Hypertension is related with cognitive decline in the elderly. The frontal–parietal executive system plays an important role in cognitive aging and is also vulnerable to damage in elderly patients with hypertension. Examination of the brain's functional characteristics in frontal–parietal regions of hypertension is likely to be important for understanding the neural mechanisms of hypertension's effect on cognitive aging.Methods:
We address this issue by comparing hypertension and control-performers in a functional MRI study. Twenty-eight hypertensive patients and 32 elderly controls were tested with n-back task with two load levels.Results:

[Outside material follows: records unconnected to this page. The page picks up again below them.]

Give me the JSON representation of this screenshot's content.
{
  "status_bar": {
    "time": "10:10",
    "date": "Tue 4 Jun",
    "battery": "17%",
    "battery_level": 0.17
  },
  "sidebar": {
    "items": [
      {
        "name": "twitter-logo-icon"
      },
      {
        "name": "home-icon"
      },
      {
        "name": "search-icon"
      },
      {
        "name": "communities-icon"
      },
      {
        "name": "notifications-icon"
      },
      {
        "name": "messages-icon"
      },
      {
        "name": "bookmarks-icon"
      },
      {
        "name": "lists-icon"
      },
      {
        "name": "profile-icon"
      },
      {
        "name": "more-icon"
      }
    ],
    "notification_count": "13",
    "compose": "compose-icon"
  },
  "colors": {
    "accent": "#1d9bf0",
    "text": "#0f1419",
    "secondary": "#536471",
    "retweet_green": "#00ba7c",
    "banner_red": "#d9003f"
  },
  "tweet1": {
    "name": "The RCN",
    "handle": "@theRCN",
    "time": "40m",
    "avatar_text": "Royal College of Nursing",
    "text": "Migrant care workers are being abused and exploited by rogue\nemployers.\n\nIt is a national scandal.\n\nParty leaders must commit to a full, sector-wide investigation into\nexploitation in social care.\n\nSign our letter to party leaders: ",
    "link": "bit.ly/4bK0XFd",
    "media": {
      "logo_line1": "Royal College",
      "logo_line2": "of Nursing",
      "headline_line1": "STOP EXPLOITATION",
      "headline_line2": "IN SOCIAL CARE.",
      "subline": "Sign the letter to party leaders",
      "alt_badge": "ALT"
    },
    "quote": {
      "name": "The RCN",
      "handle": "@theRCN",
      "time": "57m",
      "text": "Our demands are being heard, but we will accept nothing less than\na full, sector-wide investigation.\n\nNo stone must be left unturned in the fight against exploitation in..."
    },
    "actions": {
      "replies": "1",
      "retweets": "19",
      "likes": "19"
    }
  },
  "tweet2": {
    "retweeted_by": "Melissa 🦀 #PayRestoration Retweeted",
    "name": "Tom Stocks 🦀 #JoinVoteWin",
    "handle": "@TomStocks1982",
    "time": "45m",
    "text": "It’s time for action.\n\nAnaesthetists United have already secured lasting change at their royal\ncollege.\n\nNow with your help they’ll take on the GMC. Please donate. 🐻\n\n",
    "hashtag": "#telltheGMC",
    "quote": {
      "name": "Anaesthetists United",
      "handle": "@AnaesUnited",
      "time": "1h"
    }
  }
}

The hypertensive patients exhibited worse executive and memory abilities than control subjects. The patterns of brain activation changed under different working memory loads in the hypertensive patients, who exhibited reduced activation only in the precentral gyrus under low loads and reduced activation in the middle frontal gyrus, left medial superior frontal gyrus and right precuneus under high loads. Thus, more regions of diminished activation were observed in the frontal and parietal regions with increasing task difficulty. More importantly, we found that lower activation in changed frontal and parietal regions was associated with worse cognitive function in high loads.Conclusion:
The results demonstrate the relationship between cognitive function and frontoparietal functional activation in hypertension and their relevance to cognitive aging risk. Our findings provide a better understanding of the mechanism of cognitive decline in hypertension and highlight the importance of brain protection in hypertension.